- Opening Delimiter -
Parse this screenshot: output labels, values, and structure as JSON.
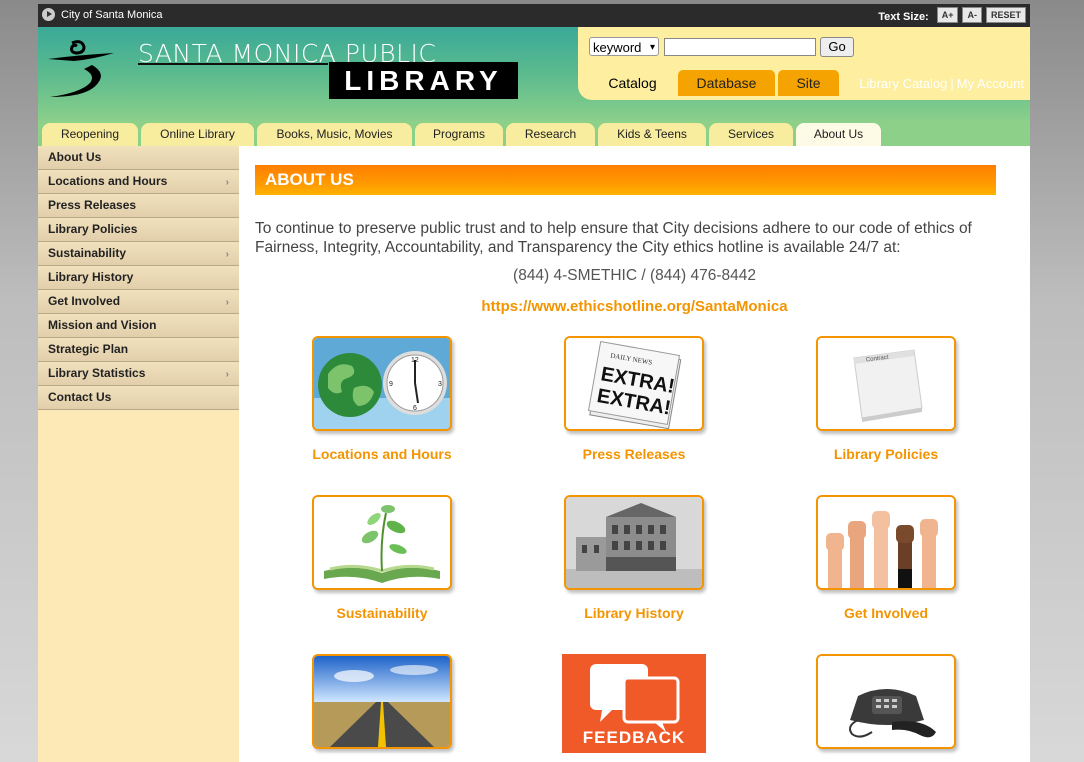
{
  "topbar": {
    "city_link": "City of Santa Monica",
    "text_size_label": "Text Size:",
    "buttons": [
      "A+",
      "A-",
      "RESET"
    ]
  },
  "header": {
    "title_top": "SANTA MONICA PUBLIC",
    "title_bottom": "LIBRARY"
  },
  "search": {
    "select_value": "keyword",
    "input_value": "",
    "go_label": "Go",
    "tabs": [
      {
        "label": "Catalog",
        "active": true
      },
      {
        "label": "Database",
        "active": false
      },
      {
        "label": "Site",
        "active": false
      }
    ],
    "catalog_link": "Library Catalog",
    "separator": "|",
    "account_link": "My Account"
  },
  "nav": {
    "tabs": [
      "Reopening",
      "Online Library",
      "Books, Music, Movies",
      "Programs",
      "Research",
      "Kids & Teens",
      "Services",
      "About Us"
    ],
    "active": "About Us"
  },
  "sidebar": {
    "items": [
      {
        "label": "About Us",
        "arrow": false
      },
      {
        "label": "Locations and Hours",
        "arrow": true
      },
      {
        "label": "Press Releases",
        "arrow": false
      },
      {
        "label": "Library Policies",
        "arrow": false
      },
      {
        "label": "Sustainability",
        "arrow": true
      },
      {
        "label": "Library History",
        "arrow": false
      },
      {
        "label": "Get Involved",
        "arrow": true
      },
      {
        "label": "Mission and Vision",
        "arrow": false
      },
      {
        "label": "Strategic Plan",
        "arrow": false
      },
      {
        "label": "Library Statistics",
        "arrow": true
      },
      {
        "label": "Contact Us",
        "arrow": false
      }
    ],
    "arrow_glyph": "›"
  },
  "main": {
    "heading": "ABOUT US",
    "intro": "To continue to preserve public trust and to help ensure that City decisions adhere to our code of ethics of Fairness, Integrity, Accountability, and Transparency the City ethics hotline is available 24/7 at:",
    "phone": "(844) 4-SMETHIC / (844) 476-8442",
    "hotline_url": "https://www.ethicshotline.org/SantaMonica",
    "tiles": [
      {
        "caption": "Locations and Hours",
        "icon": "globe-clock-icon"
      },
      {
        "caption": "Press Releases",
        "icon": "newspaper-icon"
      },
      {
        "caption": "Library Policies",
        "icon": "contract-icon"
      },
      {
        "caption": "Sustainability",
        "icon": "sprout-book-icon"
      },
      {
        "caption": "Library History",
        "icon": "historic-building-icon"
      },
      {
        "caption": "Get Involved",
        "icon": "raised-hands-icon"
      },
      {
        "caption": "",
        "icon": "road-icon"
      },
      {
        "caption": "",
        "icon": "feedback-icon",
        "label": "FEEDBACK"
      },
      {
        "caption": "",
        "icon": "telephone-icon"
      }
    ]
  },
  "colors": {
    "accent_orange": "#f39400",
    "header_teal": "#3aa998",
    "search_yellow": "#fdeea0",
    "sidebar_tan": "#ecd9b2"
  }
}
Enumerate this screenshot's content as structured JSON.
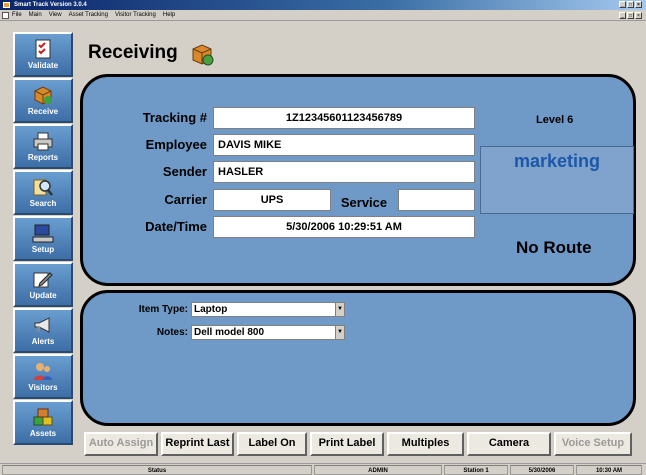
{
  "window": {
    "title": "Smart Track Version 3.0.4"
  },
  "menu": [
    "File",
    "Main",
    "View",
    "Asset Tracking",
    "Visitor Tracking",
    "Help"
  ],
  "window_controls": [
    "_",
    "□",
    "×"
  ],
  "sidebar": {
    "items": [
      {
        "label": "Validate",
        "icon": "checklist-icon"
      },
      {
        "label": "Receive",
        "icon": "package-icon"
      },
      {
        "label": "Reports",
        "icon": "printer-icon"
      },
      {
        "label": "Search",
        "icon": "magnifier-icon"
      },
      {
        "label": "Setup",
        "icon": "computer-icon"
      },
      {
        "label": "Update",
        "icon": "pencil-icon"
      },
      {
        "label": "Alerts",
        "icon": "megaphone-icon"
      },
      {
        "label": "Visitors",
        "icon": "people-icon"
      },
      {
        "label": "Assets",
        "icon": "boxes-icon"
      }
    ]
  },
  "page": {
    "title": "Receiving"
  },
  "form": {
    "tracking_label": "Tracking #",
    "tracking_value": "1Z12345601123456789",
    "employee_label": "Employee",
    "employee_value": "DAVIS MIKE",
    "sender_label": "Sender",
    "sender_value": "HASLER",
    "carrier_label": "Carrier",
    "carrier_value": "UPS",
    "service_label": "Service",
    "service_value": "",
    "datetime_label": "Date/Time",
    "datetime_value": "5/30/2006 10:29:51 AM"
  },
  "info": {
    "level": "Level 6",
    "department": "marketing",
    "route": "No Route"
  },
  "item": {
    "type_label": "Item Type:",
    "type_value": "Laptop",
    "notes_label": "Notes:",
    "notes_value": "Dell model 800"
  },
  "actions": [
    {
      "label": "Auto Assign",
      "enabled": false
    },
    {
      "label": "Reprint Last",
      "enabled": true
    },
    {
      "label": "Label On",
      "enabled": true
    },
    {
      "label": "Print Label",
      "enabled": true
    },
    {
      "label": "Multiples",
      "enabled": true
    },
    {
      "label": "Camera",
      "enabled": true
    },
    {
      "label": "Voice Setup",
      "enabled": false
    }
  ],
  "status": {
    "label": "Status",
    "user": "ADMIN",
    "station": "Station 1",
    "date": "5/30/2006",
    "time": "10:30 AM"
  },
  "colors": {
    "panel": "#6f9ac7",
    "sidebar_button": "#4a7db8",
    "department_text": "#1d57a8"
  }
}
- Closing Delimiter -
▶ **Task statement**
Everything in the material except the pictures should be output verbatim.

▶ **Your response**
Parse this screenshot: output labels, values, and structure as JSON.
{
  "topbar": {
    "city_link": "City of Santa Monica",
    "text_size_label": "Text Size:",
    "buttons": [
      "A+",
      "A-",
      "RESET"
    ]
  },
  "header": {
    "title_top": "SANTA MONICA PUBLIC",
    "title_bottom": "LIBRARY"
  },
  "search": {
    "select_value": "keyword",
    "input_value": "",
    "go_label": "Go",
    "tabs": [
      {
        "label": "Catalog",
        "active": true
      },
      {
        "label": "Database",
        "active": false
      },
      {
        "label": "Site",
        "active": false
      }
    ],
    "catalog_link": "Library Catalog",
    "separator": "|",
    "account_link": "My Account"
  },
  "nav": {
    "tabs": [
      "Reopening",
      "Online Library",
      "Books, Music, Movies",
      "Programs",
      "Research",
      "Kids & Teens",
      "Services",
      "About Us"
    ],
    "active": "About Us"
  },
  "sidebar": {
    "items": [
      {
        "label": "About Us",
        "arrow": false
      },
      {
        "label": "Locations and Hours",
        "arrow": true
      },
      {
        "label": "Press Releases",
        "arrow": false
      },
      {
        "label": "Library Policies",
        "arrow": false
      },
      {
        "label": "Sustainability",
        "arrow": true
      },
      {
        "label": "Library History",
        "arrow": false
      },
      {
        "label": "Get Involved",
        "arrow": true
      },
      {
        "label": "Mission and Vision",
        "arrow": false
      },
      {
        "label": "Strategic Plan",
        "arrow": false
      },
      {
        "label": "Library Statistics",
        "arrow": true
      },
      {
        "label": "Contact Us",
        "arrow": false
      }
    ],
    "arrow_glyph": "›"
  },
  "main": {
    "heading": "ABOUT US",
    "intro": "To continue to preserve public trust and to help ensure that City decisions adhere to our code of ethics of Fairness, Integrity, Accountability, and Transparency the City ethics hotline is available 24/7 at:",
    "phone": "(844) 4-SMETHIC / (844) 476-8442",
    "hotline_url": "https://www.ethicshotline.org/SantaMonica",
    "tiles": [
      {
        "caption": "Locations and Hours",
        "icon": "globe-clock-icon"
      },
      {
        "caption": "Press Releases",
        "icon": "newspaper-icon"
      },
      {
        "caption": "Library Policies",
        "icon": "contract-icon"
      },
      {
        "caption": "Sustainability",
        "icon": "sprout-book-icon"
      },
      {
        "caption": "Library History",
        "icon": "historic-building-icon"
      },
      {
        "caption": "Get Involved",
        "icon": "raised-hands-icon"
      },
      {
        "caption": "",
        "icon": "road-icon"
      },
      {
        "caption": "",
        "icon": "feedback-icon",
        "label": "FEEDBACK"
      },
      {
        "caption": "",
        "icon": "telephone-icon"
      }
    ]
  },
  "colors": {
    "accent_orange": "#f39400",
    "header_teal": "#3aa998",
    "search_yellow": "#fdeea0",
    "sidebar_tan": "#ecd9b2"
  }
}
Enumerate this screenshot's content as structured JSON.
{
  "window": {
    "title": "Smart Track Version 3.0.4"
  },
  "menu": [
    "File",
    "Main",
    "View",
    "Asset Tracking",
    "Visitor Tracking",
    "Help"
  ],
  "window_controls": [
    "_",
    "□",
    "×"
  ],
  "sidebar": {
    "items": [
      {
        "label": "Validate",
        "icon": "checklist-icon"
      },
      {
        "label": "Receive",
        "icon": "package-icon"
      },
      {
        "label": "Reports",
        "icon": "printer-icon"
      },
      {
        "label": "Search",
        "icon": "magnifier-icon"
      },
      {
        "label": "Setup",
        "icon": "computer-icon"
      },
      {
        "label": "Update",
        "icon": "pencil-icon"
      },
      {
        "label": "Alerts",
        "icon": "megaphone-icon"
      },
      {
        "label": "Visitors",
        "icon": "people-icon"
      },
      {
        "label": "Assets",
        "icon": "boxes-icon"
      }
    ]
  },
  "page": {
    "title": "Receiving"
  },
  "form": {
    "tracking_label": "Tracking #",
    "tracking_value": "1Z12345601123456789",
    "employee_label": "Employee",
    "employee_value": "DAVIS MIKE",
    "sender_label": "Sender",
    "sender_value": "HASLER",
    "carrier_label": "Carrier",
    "carrier_value": "UPS",
    "service_label": "Service",
    "service_value": "",
    "datetime_label": "Date/Time",
    "datetime_value": "5/30/2006 10:29:51 AM"
  },
  "info": {
    "level": "Level 6",
    "department": "marketing",
    "route": "No Route"
  },
  "item": {
    "type_label": "Item Type:",
    "type_value": "Laptop",
    "notes_label": "Notes:",
    "notes_value": "Dell model 800"
  },
  "actions": [
    {
      "label": "Auto Assign",
      "enabled": false
    },
    {
      "label": "Reprint Last",
      "enabled": true
    },
    {
      "label": "Label On",
      "enabled": true
    },
    {
      "label": "Print Label",
      "enabled": true
    },
    {
      "label": "Multiples",
      "enabled": true
    },
    {
      "label": "Camera",
      "enabled": true
    },
    {
      "label": "Voice Setup",
      "enabled": false
    }
  ],
  "status": {
    "label": "Status",
    "user": "ADMIN",
    "station": "Station 1",
    "date": "5/30/2006",
    "time": "10:30 AM"
  },
  "colors": {
    "panel": "#6f9ac7",
    "sidebar_button": "#4a7db8",
    "department_text": "#1d57a8"
  }
}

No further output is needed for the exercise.